An Magic Archetype is a recurring deck or strategy with many possible variations.  Archetypes are defined when they have been prevalent in several tournaments and have showed results repeatedly, Top 8 or higher. They should also be an idea that is playable in many formats, rather than just a pile of cards that wins.
Archetypes are first defined when a rogue deck enters a tournament setting such as a PTQ. The deck places in the top 8, often top 4, and the list is put on the internet. People, seeing the high finish and the wacky deck design, will copy it. This is called netdecking. The deck establishes a name for itself, usually something funky, but it is not an archetype yet.
Next, people in other formats notice that the deck's unusual name and power level have really stirred things up. They decide to try the deck out in the format that they play, leading to multiple decks spread over different formats. The funny thing is, all these decks have the same name, roughly the same strategy, and often some of the same cards. Now, it has truly been transformed from a rogue deck to an archetype.
- MUC — Fatties with backup
Considered one of the strongest control-oriented archetypes, this type of deck abuses counterspells and card draw to make sure that opponent's threats never stick. It plays its own threat, usually a very large creature, such as Leviathan that it can use to bash face to end the game. Decks that fall into this archetype are Next-Level Blue, Previous-Level Blue, and Stasis.
- Aggro-Control — Weenies with backup
Also known as Fish, this deck uses control as a backup to prevent its opponent from progressing while hitting with little creatures, White weenie style. Main strategies include mana denial, Standstill and Mystic Remora type effects, removal, and bounce.
- Land Destruction — Mana Denial
Land destruction hits the opponent at its weak point — mana. Almost no deck can function without a stable mana base, and by destroying lands and artifact mana, this kind of deck wrecks the opponent's ability to even play spells. Answers require mana, and mana usually requires lands. Solution: Hit those lands. Usually Green, White, or Black based, but Red works as well.
- Discard — They can't play spells they don't have
Discard makes sure its opponent never takes control of the game by devastating his or her hand, and then keeping it that way. Discard control decks are often Black, with Blue or Green for backup. It kills with a combination of enchantments like Megrim, artifacts like The Rack, and creatures like Hypnotic Specter. Once this deck has control of the game, there is almost no comeback.

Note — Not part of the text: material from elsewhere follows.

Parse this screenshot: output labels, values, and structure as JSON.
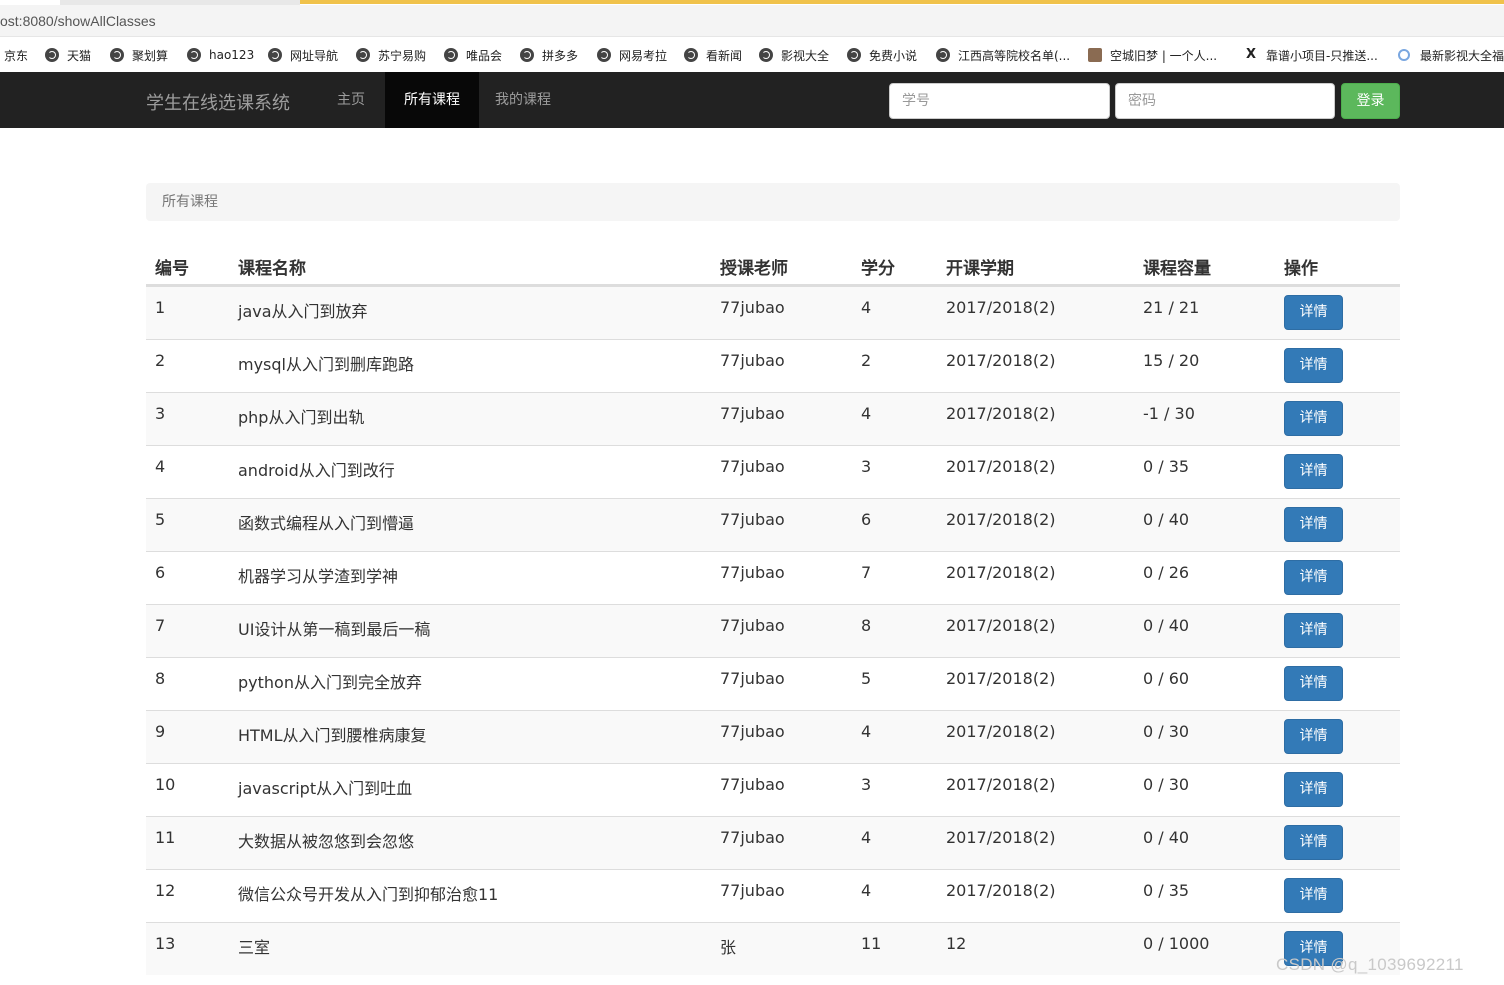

- Sligh — Hit 'em hard and fast
Full of lots of large, undercosted creatures and burn spells, sligh looks to win by sheer overwhelming beatdown at an unbearable pace. This falls under the category of tempo based decks, but only to an extent. This deck is hellbent on killing as fast as possible without using combos or expensive spells, and is seen in many different formats under many different names.
- Red-Deck Wins — Burn and beat to victory
Based almost purely on burn, this deck looks to win fast and big, by keeping threats on the board and backing them up with direct damage. Easily confused with typical sligh, RDW keeps spells like Lighting Bolt at the front line, so its powerful dudes can connect uncontested. It is named Red Deck Wins because it is fast and furious; and most notably, red.
- Storm — Play lots of spells, then finish 'em
This archetype is for a deck that wins by playing a lot of spells, to increase Storm count, and then finish with a powerful Storm effect such as Tendrils of Agony, Grapeshot, Empty the Warrens, or Brain Freeze. These decks can contain infinite combos, but are generally only worried about reaching a set goal where the spell will be lethal.
- "Infinite" Combo — Play all the combo pieces, and win
This name of this archetype is a misnomer, as there is rarely an "infinite" loop in Magic, such loops end in a tie. Instead, these decks are often made of a few combo pieces, that will guarantee either a win or the time to do so. In addition, these decks often include tutors, card draw, and enough removal to ensure that it will stay in the game long enough to combo off, and win. These decks tend to be slower, but when control elements are added, they can do very well. Examples are the Bomberman combo, and the Reveillark Combo deck.
- Reid Duke. (June 1, 2015.) "The Metagame", Daily MTG, magicthegathering.com, Wizards of the Coast.
- Jeff Cunningham. (January 27, 2007.) "Aggro, Combo, and Control", Daily MTG, magicthegathering.com, Wizards of the Coast.
- Zac Hill. (August 10, 2012.) "Ah Yes. Very Standard.", Daily MTG, magicthegathering.com, Wizards of the Coast.